explains how to apply. It is available on the Web at [http://www.cfda.gov].
Legislative Branch. The Congressional Directory, which is online at
[http://www.gpoaccess.gov/cdirectory/index.html], is the official directory of Congress,
with lists of Members and committees, biographical information on Members, statistics,
and so on. The most current information is on these websites:
House of Representatives
Congress for Kids
Uncle Sam takes kids on a tour of the federal government at this site.
Two privately-published books are also good sources on Members of Congress:
Almanac of American Politics (Washington, National Journal) by Michael Barone and
Richard E. Cohen, and Politics in America, published by CQ Press. Both are biennial.
The Congressional Record at [http://www.gpoaccess.gov/crecord/index.html] is the
official record of congressional activity. Another publication that reports on the activities
of Congress is Congressional Quarterly’s CQ Weekly. The Weekly is cumulated into a
LexisNexis Academic & Library Solutions collects congressional publications and
laws and issues them on microfiche along with the printed CIS Index/Abstracts, which
provides a subject approach to publications (reports, hearings, documents) of Congress.
Laws passed by Congress are published in the United States Statutes at Large, and
the permanent general laws are later collected and codified into the United States Code
(USC). Regulations are first published in the Federal Register (FR) and are later codified
into the Code of Federal Regulations (CFR). All are available online as well.
This gives the full text of proposed regulations and provides for citizen comment.
An extremely useful source for bills and laws is THOMAS [http://thomas.loc.gov],
prepared by the Library of Congress with data from the House and Senate. It has public
laws and bill summaries since 1973, House and Senate roll call votes for the past several
years, the Congressional Record text and index since 1994, bills full text since 1989,
summaries of legislation since 1973, links to committee websites, and other information.
State Governments. Most states issue a “blue book” listing officers of the state
government, members of the legislature, state boards and commissions, and so on. A
source giving brief information for all the states is the annual Book of the States by the
Council of State Governments. One of its supplements, Directory III, Administrative
Officials, lists all the state departments of health, labor, public land, and so on. Many
state governments have extensive websites that include directory, program, and statistical
information.

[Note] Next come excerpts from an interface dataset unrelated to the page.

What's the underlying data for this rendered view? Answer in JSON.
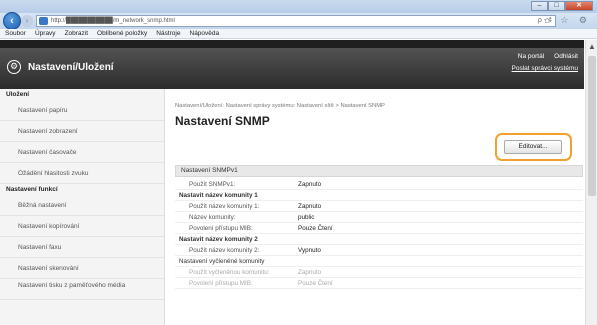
{
  "browser": {
    "address": "http://███████████/m_network_snmp.html",
    "address_right": "ρ - ¢",
    "nav_icons": "⌂ ☆ ⚙",
    "menu": [
      "Soubor",
      "Úpravy",
      "Zobrazit",
      "Oblíbené položky",
      "Nástroje",
      "Nápověda"
    ]
  },
  "header": {
    "title": "Nastavení/Uložení",
    "links": [
      "Na portál",
      "Odhlásit"
    ],
    "link2": "Poslat správci systému"
  },
  "sidebar": {
    "section1": "Uložení",
    "items1": [
      "Nastavení papíru",
      "Nastavení zobrazení",
      "Nastavení časovače"
    ],
    "item_alarm": "Ožádění hlasitosti zvuku",
    "section2": "Nastavení funkcí",
    "items2": [
      "Běžná nastavení",
      "Nastavení kopírování",
      "Nastavení faxu",
      "Nastavení skenování",
      "Nastavení tisku z paměťového média"
    ]
  },
  "main": {
    "breadcrumb": "Nastavení/Uložení: Nastavení správy systému: Nastavení sítě > Nastavení SNMP",
    "title": "Nastavení SNMP",
    "edit_label": "Editovat...",
    "section": "Nastavení SNMPv1",
    "rows": [
      {
        "label": "Použít SNMPv1:",
        "value": "Zapnuto"
      },
      {
        "label": "Nastavit název komunity 1",
        "value": ""
      },
      {
        "label": "Použít název komunity 1:",
        "value": "Zapnuto"
      },
      {
        "label": "Název komunity:",
        "value": "public"
      },
      {
        "label": "Povolení přístupu MIB:",
        "value": "Pouze Čtení"
      },
      {
        "label": "Nastavit název komunity 2",
        "value": ""
      },
      {
        "label": "Použít název komunity 2:",
        "value": "Vypnuto"
      },
      {
        "label": "Nastavení vyčleněné komunity",
        "value": ""
      },
      {
        "label": "Použít vyčleněnou komunitu:",
        "value": "Zapnuto"
      },
      {
        "label": "Povolení přístupu MIB:",
        "value": "Pouze Čtení"
      }
    ]
  }
}
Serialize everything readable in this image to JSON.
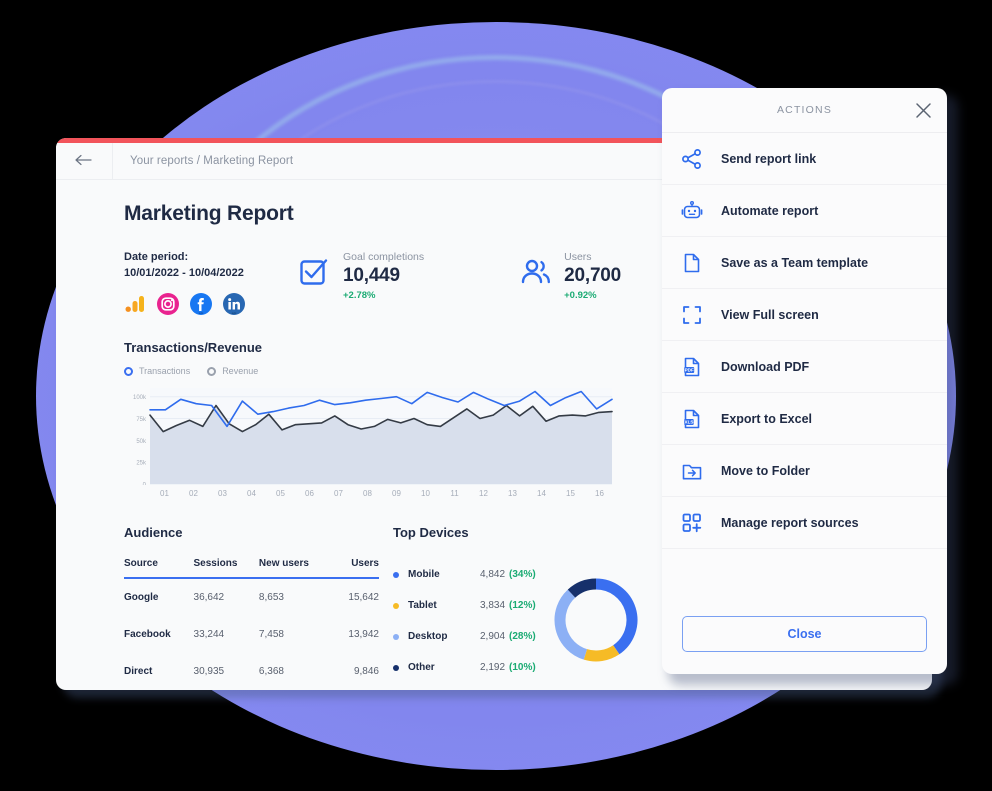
{
  "report": {
    "breadcrumb": "Your reports / Marketing Report",
    "back_icon": "back-arrow-icon",
    "title": "Marketing Report",
    "accent_color": "#f2545b",
    "period": {
      "label": "Date period:",
      "value": "10/01/2022 - 10/04/2022"
    },
    "source_icons": [
      {
        "name": "google-analytics-icon",
        "title": "Google Analytics"
      },
      {
        "name": "instagram-icon",
        "title": "Instagram"
      },
      {
        "name": "facebook-ads-icon",
        "title": "Facebook Ads"
      },
      {
        "name": "linkedin-ads-icon",
        "title": "LinkedIn Ads"
      }
    ],
    "metrics": [
      {
        "icon": "goal-check-icon",
        "label": "Goal completions",
        "value": "10,449",
        "delta": "+2.78%"
      },
      {
        "icon": "users-icon",
        "label": "Users",
        "value": "20,700",
        "delta": "+0.92%"
      }
    ],
    "audience": {
      "title": "Audience",
      "columns": [
        "Source",
        "Sessions",
        "New users",
        "Users"
      ],
      "rows": [
        [
          "Google",
          "36,642",
          "8,653",
          "15,642"
        ],
        [
          "Facebook",
          "33,244",
          "7,458",
          "13,942"
        ],
        [
          "Direct",
          "30,935",
          "6,368",
          "9,846"
        ]
      ]
    },
    "devices": {
      "title": "Top Devices",
      "items": [
        {
          "name": "Mobile",
          "value": "4,842",
          "percent": "(34%)",
          "color": "#3a6ff0",
          "pct_num": 34
        },
        {
          "name": "Tablet",
          "value": "3,834",
          "percent": "(12%)",
          "color": "#f6bb26",
          "pct_num": 12
        },
        {
          "name": "Desktop",
          "value": "2,904",
          "percent": "(28%)",
          "color": "#8cb0f5",
          "pct_num": 28
        },
        {
          "name": "Other",
          "value": "2,192",
          "percent": "(10%)",
          "color": "#16306b",
          "pct_num": 10
        }
      ]
    }
  },
  "chart_data": {
    "type": "line",
    "title": "Transactions/Revenue",
    "xlabel": "",
    "ylabel": "",
    "grid": true,
    "legend_position": "top-left",
    "ylim": [
      0,
      110000
    ],
    "yticks": [
      0,
      25000,
      50000,
      75000,
      100000
    ],
    "ytick_labels": [
      "0",
      "25k",
      "50k",
      "75k",
      "100k"
    ],
    "categories": [
      "01",
      "02",
      "03",
      "04",
      "05",
      "06",
      "07",
      "08",
      "09",
      "10",
      "11",
      "12",
      "13",
      "14",
      "15",
      "16"
    ],
    "x": [
      1,
      1.5,
      2,
      2.5,
      3,
      3.5,
      4,
      4.5,
      5,
      5.5,
      6,
      6.5,
      7,
      7.5,
      8,
      8.5,
      9,
      9.5,
      10,
      10.5,
      11,
      11.5,
      12,
      12.5,
      13,
      13.5,
      14,
      14.5,
      15,
      15.5,
      16
    ],
    "series": [
      {
        "name": "Transactions",
        "color": "#2f6ced",
        "filled": false,
        "values": [
          85000,
          85000,
          97000,
          92000,
          90000,
          66000,
          95000,
          80000,
          83000,
          87000,
          90000,
          96000,
          91000,
          93000,
          96000,
          98000,
          100000,
          92000,
          105000,
          99000,
          94000,
          105000,
          97000,
          90000,
          95000,
          106000,
          90000,
          99000,
          106000,
          86000,
          97000
        ]
      },
      {
        "name": "Revenue",
        "color": "#343b45",
        "filled": true,
        "values": [
          79000,
          60000,
          67000,
          73000,
          66000,
          90000,
          69000,
          60000,
          68000,
          80000,
          62000,
          68000,
          69000,
          70000,
          78000,
          68000,
          63000,
          66000,
          74000,
          70000,
          75000,
          68000,
          66000,
          76000,
          86000,
          75000,
          79000,
          90000,
          78000,
          89000,
          72000,
          78000,
          79000,
          78000,
          82000,
          83000
        ]
      }
    ]
  },
  "actions_panel": {
    "header": "ACTIONS",
    "close_icon": "close-icon",
    "items": [
      {
        "icon": "share-icon",
        "label": "Send report link"
      },
      {
        "icon": "robot-icon",
        "label": "Automate report"
      },
      {
        "icon": "document-icon",
        "label": "Save as a Team template"
      },
      {
        "icon": "fullscreen-icon",
        "label": "View Full screen"
      },
      {
        "icon": "pdf-file-icon",
        "label": "Download PDF"
      },
      {
        "icon": "xls-file-icon",
        "label": "Export to Excel"
      },
      {
        "icon": "move-folder-icon",
        "label": "Move to Folder"
      },
      {
        "icon": "grid-plus-icon",
        "label": "Manage report sources"
      }
    ],
    "close_button": "Close"
  }
}
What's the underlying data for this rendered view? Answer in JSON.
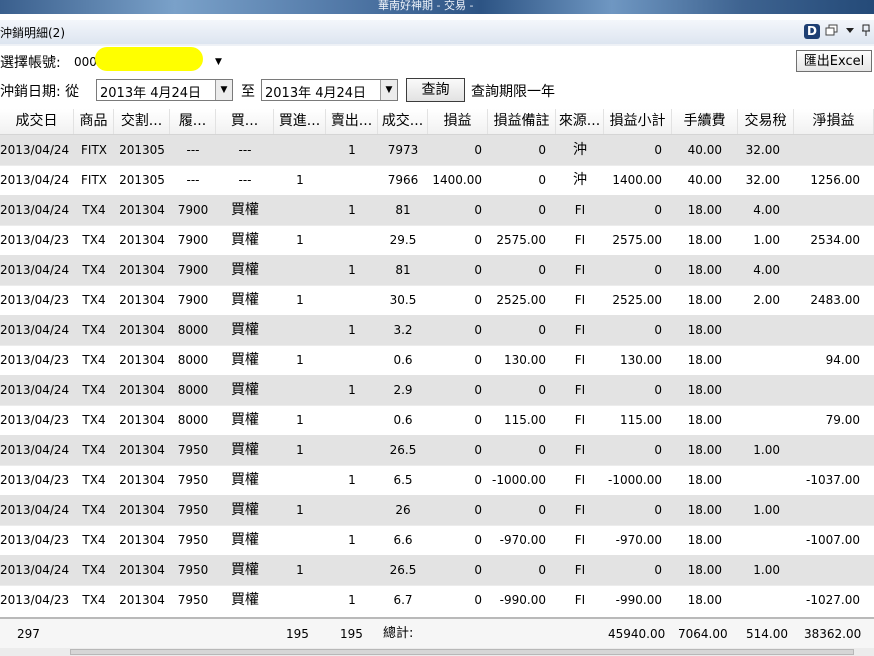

Three sites that link to the various state sites are listed.
State and Local Government on the Net
Books and Magazines
One finds what books and magazines are in a library in its catalog, whether a card
catalog or microfiche, online, or other version. Many libraries have access to catalogs of
other libraries in their state or region. Online access to the Library of Congress catalogs
is at [http://catalog.loc.gov/], and many other library catalogs are on the Web.
Library Catalog Tutorial at [http://libcat.infopeople.org/#] provides a tutorial about
searching library catalogs, a guide for users of online library catalogs, covering the uses
of the catalog, basic search methods, and how to interpret search results to get to the
desired items. Created by the Infopeople Project.
There are many guides to help one find out about books in general. Books in Print
(BIP) is a listing of books currently on sale and available from U.S. publishers and
bookstores. BIP lists books by author and title; Subject Guide to Books in Print lists them
by subject. Online booksellers make it easy to find if titles are currently for sale.